The next thing to consider with patterns is the scale of the actual print. Below are examples of a large scale print (left), a medium scale print (middle) and a small scale print (right). You can see that in the large scale print, only one part of the overall design is showing, whereas on the small scale print, the pattern is repeated over and over.
Image Sources 10, 11, 12: See below
Mixing and Matching
So, now that we know the types of prints available how do we bring it all together? I'm going to share 5 simple rules for mixing and matching patterns.
1. Allow one fabric to be the 'hero'
Unless you are looking for an outrageous and busy scheme, choose only one very ornate fabric, and ensure that the other fabrics are simple in their design or colour scheme. This allows the main fabric to really shine, and the other patterns act as a backdrop. If you have too many busy fabrics, they will compete for attention.
2. Unify your patterns with a consistent colour scheme
Unifying your colours doesn't mean that all of the colours have to be the same or match, but they do have to look right together. A good rule of thumb is to start with the most busy, detailed fabric, and then repeat two colours from that fabric in your other two fabrics. In the example below, the main fabric is the floral butterfly sample in the middle. The two complementary fabrics echo the purple and green within the main fabric. Make sure that you limit your colour palette to two or three colours though, otherwise the effect can be overpowering.
3. Vary your use of BUSY, geometrics and plains
How you mix your fabrics depends largely on the impact you are trying to create. For most traditional schemes, I suggest sticking to one busy/detailed fabric and pairing it against a backdrop of more simple, geometric and plain fabrics so that the busy fabric does not overpower the room. But if you're looking for a 'wow' impact, then go for more busy/detailed patterns together. Just be aware it's not for everyone!
4. Mix your scales carefully
Having all small scale fabrics looks really fussy, and having all large scale patterns means that each pattern fights to be the hero of the piece, leaving you with a visual headache! Allow one large scale print to dominate, and then add in smaller and medium scale patterns too, to complement the main design. In this example below, the floral pattern is large scale, the gingham on the left is small scale and the spotted fabric on the right is medium scale. They all complement each other and don't compete for attention.
5. Use a neutral solid to break up the pattern
Using a solid block gives some relief from the busy activity of more patterned fabrics, and it allows the busy/detailed patterns to take centre stage. In the example below, the balloon and chevron fabrics are grounded by the darker plain fabric. Choose a co-ordinating colour to bring your patterns together.

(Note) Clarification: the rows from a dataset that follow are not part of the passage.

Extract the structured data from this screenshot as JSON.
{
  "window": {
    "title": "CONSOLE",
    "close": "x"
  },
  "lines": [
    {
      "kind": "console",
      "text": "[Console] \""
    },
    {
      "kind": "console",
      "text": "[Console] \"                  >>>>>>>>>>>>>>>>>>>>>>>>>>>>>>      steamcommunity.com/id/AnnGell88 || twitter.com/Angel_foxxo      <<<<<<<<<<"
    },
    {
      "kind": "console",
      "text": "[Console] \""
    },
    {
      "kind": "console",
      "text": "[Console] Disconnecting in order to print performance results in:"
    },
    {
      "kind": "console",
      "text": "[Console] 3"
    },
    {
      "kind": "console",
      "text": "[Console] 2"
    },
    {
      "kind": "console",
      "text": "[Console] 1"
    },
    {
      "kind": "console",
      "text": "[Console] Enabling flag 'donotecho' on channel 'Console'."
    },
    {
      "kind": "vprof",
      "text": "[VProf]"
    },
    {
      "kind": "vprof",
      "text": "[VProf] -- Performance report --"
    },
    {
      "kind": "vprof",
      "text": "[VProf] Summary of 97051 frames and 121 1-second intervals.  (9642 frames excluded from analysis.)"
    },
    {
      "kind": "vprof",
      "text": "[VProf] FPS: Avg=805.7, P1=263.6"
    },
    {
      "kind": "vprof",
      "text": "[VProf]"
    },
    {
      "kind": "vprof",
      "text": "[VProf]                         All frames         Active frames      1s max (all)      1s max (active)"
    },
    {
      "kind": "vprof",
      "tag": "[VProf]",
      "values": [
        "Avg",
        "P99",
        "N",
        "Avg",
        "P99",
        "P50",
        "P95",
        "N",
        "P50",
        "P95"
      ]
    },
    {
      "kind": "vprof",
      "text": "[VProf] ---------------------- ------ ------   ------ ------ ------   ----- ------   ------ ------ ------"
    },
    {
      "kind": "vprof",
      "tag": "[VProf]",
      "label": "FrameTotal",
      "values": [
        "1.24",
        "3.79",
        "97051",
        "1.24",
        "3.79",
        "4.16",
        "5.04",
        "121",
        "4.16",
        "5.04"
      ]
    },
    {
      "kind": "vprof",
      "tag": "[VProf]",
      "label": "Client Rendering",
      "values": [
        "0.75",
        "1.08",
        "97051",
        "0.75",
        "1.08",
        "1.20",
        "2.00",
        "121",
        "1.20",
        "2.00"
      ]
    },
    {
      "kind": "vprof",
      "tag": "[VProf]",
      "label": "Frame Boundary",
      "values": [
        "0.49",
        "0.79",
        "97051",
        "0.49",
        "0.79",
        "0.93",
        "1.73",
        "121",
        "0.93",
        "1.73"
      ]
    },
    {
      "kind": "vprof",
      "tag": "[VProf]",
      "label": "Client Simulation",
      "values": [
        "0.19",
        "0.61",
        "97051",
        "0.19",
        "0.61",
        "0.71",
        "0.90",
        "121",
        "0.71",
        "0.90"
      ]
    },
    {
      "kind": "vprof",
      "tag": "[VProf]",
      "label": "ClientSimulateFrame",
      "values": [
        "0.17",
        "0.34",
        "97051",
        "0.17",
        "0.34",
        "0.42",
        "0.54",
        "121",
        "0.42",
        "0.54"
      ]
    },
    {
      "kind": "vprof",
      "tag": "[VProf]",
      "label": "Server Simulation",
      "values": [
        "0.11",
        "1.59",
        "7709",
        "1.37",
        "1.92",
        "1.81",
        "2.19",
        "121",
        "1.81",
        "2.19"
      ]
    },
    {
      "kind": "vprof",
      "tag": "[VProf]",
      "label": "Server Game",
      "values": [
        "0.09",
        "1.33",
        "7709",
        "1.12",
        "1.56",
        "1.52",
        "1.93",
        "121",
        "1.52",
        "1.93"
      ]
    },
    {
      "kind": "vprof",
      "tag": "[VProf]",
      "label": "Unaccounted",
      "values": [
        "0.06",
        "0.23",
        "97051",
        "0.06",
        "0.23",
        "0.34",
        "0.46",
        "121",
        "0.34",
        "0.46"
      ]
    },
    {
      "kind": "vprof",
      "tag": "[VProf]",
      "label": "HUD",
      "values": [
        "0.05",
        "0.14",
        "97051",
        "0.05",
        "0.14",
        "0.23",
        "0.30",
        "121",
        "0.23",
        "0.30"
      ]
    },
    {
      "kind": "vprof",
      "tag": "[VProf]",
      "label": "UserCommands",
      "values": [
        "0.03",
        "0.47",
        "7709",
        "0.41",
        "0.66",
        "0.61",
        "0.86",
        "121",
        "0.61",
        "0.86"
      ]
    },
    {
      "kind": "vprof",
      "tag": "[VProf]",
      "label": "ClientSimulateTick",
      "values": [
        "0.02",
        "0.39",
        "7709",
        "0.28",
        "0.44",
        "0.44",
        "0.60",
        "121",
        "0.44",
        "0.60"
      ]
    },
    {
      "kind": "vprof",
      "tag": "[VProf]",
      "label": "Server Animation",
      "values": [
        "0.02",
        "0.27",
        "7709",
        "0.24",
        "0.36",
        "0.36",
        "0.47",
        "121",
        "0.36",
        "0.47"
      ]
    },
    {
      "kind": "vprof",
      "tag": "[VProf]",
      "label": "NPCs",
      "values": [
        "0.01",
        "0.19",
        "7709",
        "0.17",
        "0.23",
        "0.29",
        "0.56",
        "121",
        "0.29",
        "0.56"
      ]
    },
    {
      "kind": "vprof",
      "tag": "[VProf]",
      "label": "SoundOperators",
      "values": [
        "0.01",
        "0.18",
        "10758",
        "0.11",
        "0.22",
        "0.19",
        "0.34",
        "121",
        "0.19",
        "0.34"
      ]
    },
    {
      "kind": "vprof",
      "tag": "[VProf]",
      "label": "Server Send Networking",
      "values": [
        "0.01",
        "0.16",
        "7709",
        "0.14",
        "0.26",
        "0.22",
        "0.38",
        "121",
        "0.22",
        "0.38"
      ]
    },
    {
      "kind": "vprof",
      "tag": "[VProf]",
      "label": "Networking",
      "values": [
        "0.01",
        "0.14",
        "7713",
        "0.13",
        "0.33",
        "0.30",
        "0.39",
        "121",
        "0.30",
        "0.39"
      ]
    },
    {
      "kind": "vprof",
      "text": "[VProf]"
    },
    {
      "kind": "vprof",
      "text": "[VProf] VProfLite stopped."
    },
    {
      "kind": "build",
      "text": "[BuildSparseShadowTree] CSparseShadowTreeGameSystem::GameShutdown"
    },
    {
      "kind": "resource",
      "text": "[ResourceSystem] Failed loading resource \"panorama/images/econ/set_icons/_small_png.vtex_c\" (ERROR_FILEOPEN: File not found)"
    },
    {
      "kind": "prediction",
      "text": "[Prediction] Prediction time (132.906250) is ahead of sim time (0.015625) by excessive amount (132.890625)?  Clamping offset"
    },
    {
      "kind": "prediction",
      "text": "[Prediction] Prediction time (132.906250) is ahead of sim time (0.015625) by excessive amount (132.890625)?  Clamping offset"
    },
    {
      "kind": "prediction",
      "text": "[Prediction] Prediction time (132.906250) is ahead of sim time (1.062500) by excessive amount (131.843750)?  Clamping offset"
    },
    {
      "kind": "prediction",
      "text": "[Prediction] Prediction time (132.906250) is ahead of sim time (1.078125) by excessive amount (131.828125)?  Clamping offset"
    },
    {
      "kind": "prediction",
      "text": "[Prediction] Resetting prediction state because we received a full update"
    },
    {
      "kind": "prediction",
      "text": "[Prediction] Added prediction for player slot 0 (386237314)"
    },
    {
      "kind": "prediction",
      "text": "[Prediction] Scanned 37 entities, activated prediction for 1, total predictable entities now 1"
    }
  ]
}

So there you have it. 5 tips for mixing and matching fabrics for your cushions. As with all decorating though, the most important thing is to have fun with it and to experiment a little. So go out there, start mixing and matching using the guidelines above, and see what combinations you come up with. I'd love to see your finished results!
Until next time x
* Main Image, Tropical Collection by Jan Constantine
* Cushion Images: 1: H.O.C.K Eva, 2: Succulents cushion, The Drifting Bear Co, 3: Vallila Papilio, 4: Geometric prints by Anju Weingandt on DaWanda, 5: Barnaby & Co, 6: Suki McMaster Chess Cushion, 7: And Shine Spira Klutz Light Blue 8: Grey Cotton Cushion, Colours at B&Q, 9: And Shine Spira Klotz Lime Yellow, 10: Vallila Charlotte Floral, Beige, 11: Gift Wrapped Gorgeous Polly Pink, 12: Juniper Jane Textiles, Thistle.
* With thanks to www.onlinefabricstore.net for the fabric swatch images.